    On January 24, 2013 I had a fifth attempt of the penile implant. At the time of my consultation, the doctor did not want to replace the cylinder so the plan had been to correct the placement of the left cylinder by making an incision in my inner thigh and pulling the cylinder down and replacing the anchor tip back into place. Before entering the operating room, the doctor informed me that he would be completely replacing the implant. Due to the continuous problems with the ‘Coloplast Titan Pump Penile Implant’, he now uses the ‘AMS Ambicor® 2-Piece Inflatable Penile Implant’.

    After the mandatory overnight stay at the hospital, I returned to my home to heal instead of staying at the residence. My recovery was much more painful than I expected because of the removal of the old implant. It had fused itself really well and the doctor had to work hard to get it out. The release valve is now located near the base of my penis, on the right hand side.

    It’s been two and a half months since I have had my surgery and I have no complications. I am still healing and getting use to the new implant but I feel confident that success is finally mine. From my first consultation at the Clarke Institute at age sixteen to present day, it’s been a very long and at times, excruciating, twenty one years. I have had a combined total of 15 surgeries/ ‘touch-ups’ that have left scars on me, inside and out. I was once asked if I would do it again knowing everything I had to go through.
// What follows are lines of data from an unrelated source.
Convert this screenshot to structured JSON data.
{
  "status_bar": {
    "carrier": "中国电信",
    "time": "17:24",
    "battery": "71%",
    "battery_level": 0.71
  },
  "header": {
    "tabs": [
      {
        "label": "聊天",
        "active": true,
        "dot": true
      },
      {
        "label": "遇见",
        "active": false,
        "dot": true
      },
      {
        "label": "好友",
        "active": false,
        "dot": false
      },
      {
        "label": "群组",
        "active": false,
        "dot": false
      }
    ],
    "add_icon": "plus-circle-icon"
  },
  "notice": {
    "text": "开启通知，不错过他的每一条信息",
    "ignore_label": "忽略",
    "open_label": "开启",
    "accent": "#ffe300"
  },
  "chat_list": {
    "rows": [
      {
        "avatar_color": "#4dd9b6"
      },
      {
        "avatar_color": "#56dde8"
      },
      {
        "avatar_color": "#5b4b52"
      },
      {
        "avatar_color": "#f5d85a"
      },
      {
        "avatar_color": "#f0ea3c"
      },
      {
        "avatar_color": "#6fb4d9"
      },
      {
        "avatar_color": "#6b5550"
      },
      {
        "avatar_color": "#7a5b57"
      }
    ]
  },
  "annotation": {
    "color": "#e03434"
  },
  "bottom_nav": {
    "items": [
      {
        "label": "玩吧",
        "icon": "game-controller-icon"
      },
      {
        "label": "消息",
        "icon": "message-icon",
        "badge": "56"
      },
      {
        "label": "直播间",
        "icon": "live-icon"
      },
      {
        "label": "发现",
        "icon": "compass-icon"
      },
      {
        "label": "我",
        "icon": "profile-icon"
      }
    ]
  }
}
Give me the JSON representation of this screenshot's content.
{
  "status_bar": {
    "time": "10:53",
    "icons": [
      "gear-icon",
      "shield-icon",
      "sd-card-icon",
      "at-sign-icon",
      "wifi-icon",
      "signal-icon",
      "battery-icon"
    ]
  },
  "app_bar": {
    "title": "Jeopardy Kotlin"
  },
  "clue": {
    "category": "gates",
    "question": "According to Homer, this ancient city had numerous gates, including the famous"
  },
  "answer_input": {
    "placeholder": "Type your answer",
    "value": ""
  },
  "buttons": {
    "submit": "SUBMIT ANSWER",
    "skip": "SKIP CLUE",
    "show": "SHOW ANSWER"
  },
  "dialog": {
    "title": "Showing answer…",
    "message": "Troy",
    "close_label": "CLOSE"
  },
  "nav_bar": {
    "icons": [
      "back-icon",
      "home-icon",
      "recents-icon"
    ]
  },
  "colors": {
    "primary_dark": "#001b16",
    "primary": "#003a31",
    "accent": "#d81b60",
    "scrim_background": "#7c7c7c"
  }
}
    If I ended up in the same place I am today, YES! I hit a lot of walls becoming who I am meant to be but I also broke through those walls and I REALLY like who I am! It’s surreal that my transitioning is complete. For the first time I feel there isn’t anything holding me back and that I simply have to choose what it is that I want to have or want to do and I can achieve it!

    To all my friends and family, thank you for all of your love and support.

    In memory of

    Dr. Gary Sanders, BSc, MD, FRCP (C)

    Dr. Sanders past away in late 2002 after a 3 year battle with cancer.